The girl with neon shoes: lessons I learned from my classmate

Accepting myself through the kindness of others

The girl with neon shoes: lessons I learned from my classmate

Iman Malik, Staff Writer

Physical education has always been my least favorite period of the day. Every day, we all change into the same drab, gray uniforms and wear the same faded black shorts. Everyone laces up their ragged shoes, covered with holes and dirt that serve as a reminder of every puddle we’ve jumped into and every mile we’ve run.

So when I walked onto the blacktop and saw a girl with brand new neon pink shoes (later on she told me they were salmon), it’s fair to say I was taken off guard. When I looked down at my own shoes and saw frayed laces on the verge of unraveling, the peeling Nike logo and caked mud, I knew I needed shoe advice from this girl immediately.

And that’s when I met her.

Her short, once black hair was highlighted brown from swimming. She had a smile that never left her face. She wore a different sweatshirt every day over her uniform and tall, brightly colored socks. Her laugh was a sound I cherished and waited to hear —warm and genuine, just like her.
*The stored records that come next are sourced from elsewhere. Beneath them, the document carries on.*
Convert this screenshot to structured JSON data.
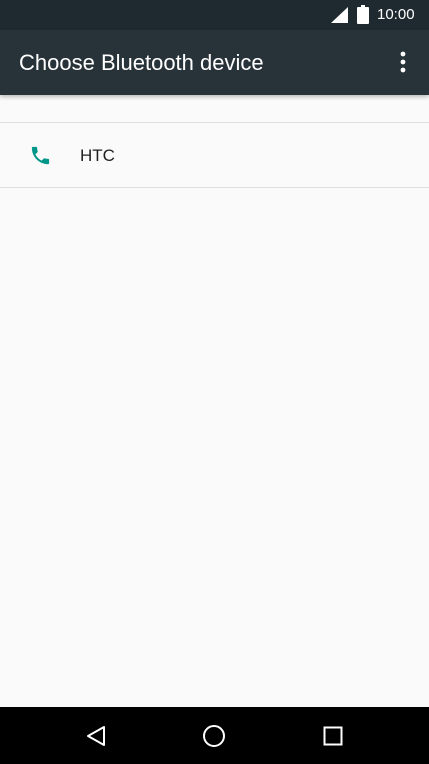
{
  "status_bar": {
    "time": "10:00",
    "icons": [
      "signal-icon",
      "battery-icon"
    ]
  },
  "app_bar": {
    "title": "Choose Bluetooth device",
    "menu_icon": "more-vert-icon"
  },
  "devices": [
    {
      "name": "HTC",
      "icon": "phone-icon"
    }
  ],
  "nav_bar": {
    "buttons": [
      "back-icon",
      "home-icon",
      "recents-icon"
    ]
  },
  "colors": {
    "status_bar": "#1f2a30",
    "app_bar": "#283339",
    "background": "#fafafa",
    "accent": "#009688",
    "nav_bar": "#000000"
  }
}
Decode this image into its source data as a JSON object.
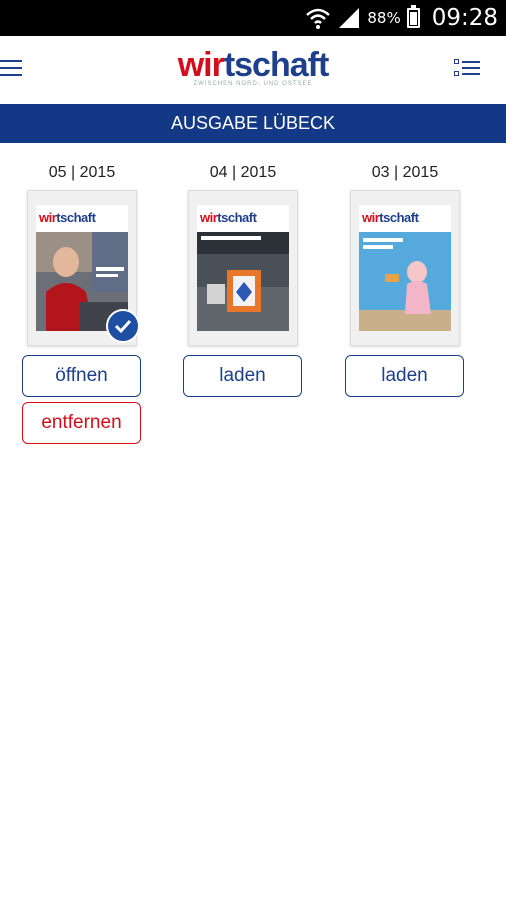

She was everything I wasn’t. She had a positive attitude towards herself and others. One day, when I was feeling down, she looked down at her sweatshirt and read the words, “I am too fond of the stars to be fearful of the night.” But most importantly, being around her helped me come to terms with myself and helped me love who I am.
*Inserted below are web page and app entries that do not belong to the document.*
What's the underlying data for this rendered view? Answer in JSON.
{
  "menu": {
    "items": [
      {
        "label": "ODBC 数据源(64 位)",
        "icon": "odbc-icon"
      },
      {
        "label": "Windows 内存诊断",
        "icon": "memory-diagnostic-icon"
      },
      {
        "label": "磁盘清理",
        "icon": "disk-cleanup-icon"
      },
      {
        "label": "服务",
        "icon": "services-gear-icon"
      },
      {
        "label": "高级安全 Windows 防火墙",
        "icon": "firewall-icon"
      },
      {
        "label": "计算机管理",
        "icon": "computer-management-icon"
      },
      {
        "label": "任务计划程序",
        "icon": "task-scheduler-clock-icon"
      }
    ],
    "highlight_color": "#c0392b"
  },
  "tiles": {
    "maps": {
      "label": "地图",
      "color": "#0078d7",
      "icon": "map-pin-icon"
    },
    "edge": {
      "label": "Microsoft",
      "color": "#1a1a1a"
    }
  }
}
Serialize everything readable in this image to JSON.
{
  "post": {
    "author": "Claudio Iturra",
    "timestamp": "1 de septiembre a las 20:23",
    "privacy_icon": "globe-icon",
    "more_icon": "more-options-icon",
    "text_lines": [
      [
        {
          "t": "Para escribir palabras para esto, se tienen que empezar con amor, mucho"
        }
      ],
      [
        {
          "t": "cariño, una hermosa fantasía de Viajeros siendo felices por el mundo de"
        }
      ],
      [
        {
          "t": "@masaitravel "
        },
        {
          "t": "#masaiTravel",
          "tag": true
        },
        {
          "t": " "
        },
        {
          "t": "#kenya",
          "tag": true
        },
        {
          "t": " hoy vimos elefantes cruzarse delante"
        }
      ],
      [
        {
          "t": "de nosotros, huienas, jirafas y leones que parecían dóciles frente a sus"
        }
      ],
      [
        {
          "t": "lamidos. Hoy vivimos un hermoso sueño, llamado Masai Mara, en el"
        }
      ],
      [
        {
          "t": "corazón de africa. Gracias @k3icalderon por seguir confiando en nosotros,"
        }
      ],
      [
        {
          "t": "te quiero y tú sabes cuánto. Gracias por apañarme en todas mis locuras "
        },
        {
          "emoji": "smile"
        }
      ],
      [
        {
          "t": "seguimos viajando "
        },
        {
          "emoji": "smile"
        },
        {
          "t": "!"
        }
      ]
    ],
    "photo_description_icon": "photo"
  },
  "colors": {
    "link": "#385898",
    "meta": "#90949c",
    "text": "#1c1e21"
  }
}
Slowly but surely I changed my routine. Every night I asked myself what I learned, the three best moments of my day and something new I would try tomorrow. I brushed off the sting of other people’s judgments and learned to listen to my own voice. Now, I can look in the mirror and smile at myself. I feel proud of how far I’ve come from the insecure middle schooler I used to be. I tell myself that I can do it, without choking on the words. All thanks to her, the girl who brought out the best in me with nothing but kindness.

She wore neon shoes and brought a stuffed pineapple to class every day because she didn’t care what other people thought about her. She swam against the current of judgment with a smile on her face. Every day, she encouraged me to answer the question, “If you had to write an autobiography, and each day was a page, would the story be amazing or just a book with the same thing over and over again?”
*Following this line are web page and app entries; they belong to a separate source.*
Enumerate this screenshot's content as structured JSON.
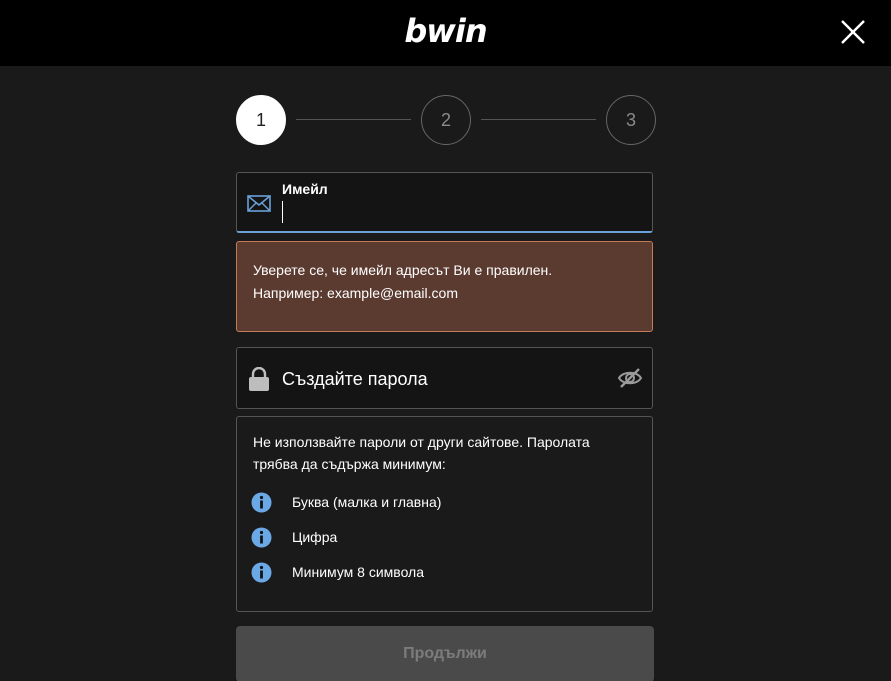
{
  "header": {
    "logo_text": "bwin"
  },
  "stepper": {
    "steps": [
      "1",
      "2",
      "3"
    ],
    "active_step": 1
  },
  "email": {
    "label": "Имейл",
    "value": ""
  },
  "error": {
    "line1": "Уверете се, че имейл адресът Ви е правилен.",
    "line2": "Например: example@email.com"
  },
  "password": {
    "placeholder": "Създайте парола",
    "value": ""
  },
  "rules": {
    "intro": "Не използвайте пароли от други сайтове. Паролата трябва да съдържа минимум:",
    "items": [
      "Буква (малка и главна)",
      "Цифра",
      "Минимум 8 символа"
    ]
  },
  "actions": {
    "continue_label": "Продължи"
  },
  "colors": {
    "accent": "#6aa1d9",
    "error_bg": "#5b3a30",
    "error_border": "#c77a5a",
    "info_icon": "#6aa8e6"
  },
  "icons": [
    "close-icon",
    "envelope-icon",
    "lock-icon",
    "eye-off-icon",
    "info-icon"
  ]
}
After that day, I’ve tried to fill up the pages of my autobiography with something new. So the summer before high school, I went shoe shopping. There were tons of choices, and most of them looked similar. The same shapes and colors. My hand moved towards the plain black shoes, the ones that everyone would be wearing. In a few months they would be worn out, and I would buy some other shoes to replace them. But then I remembered her. I imagined what she would choose if she were standing next to me. And I knew with certainty which ones I wanted.

I reached over and picked up the neon shoes.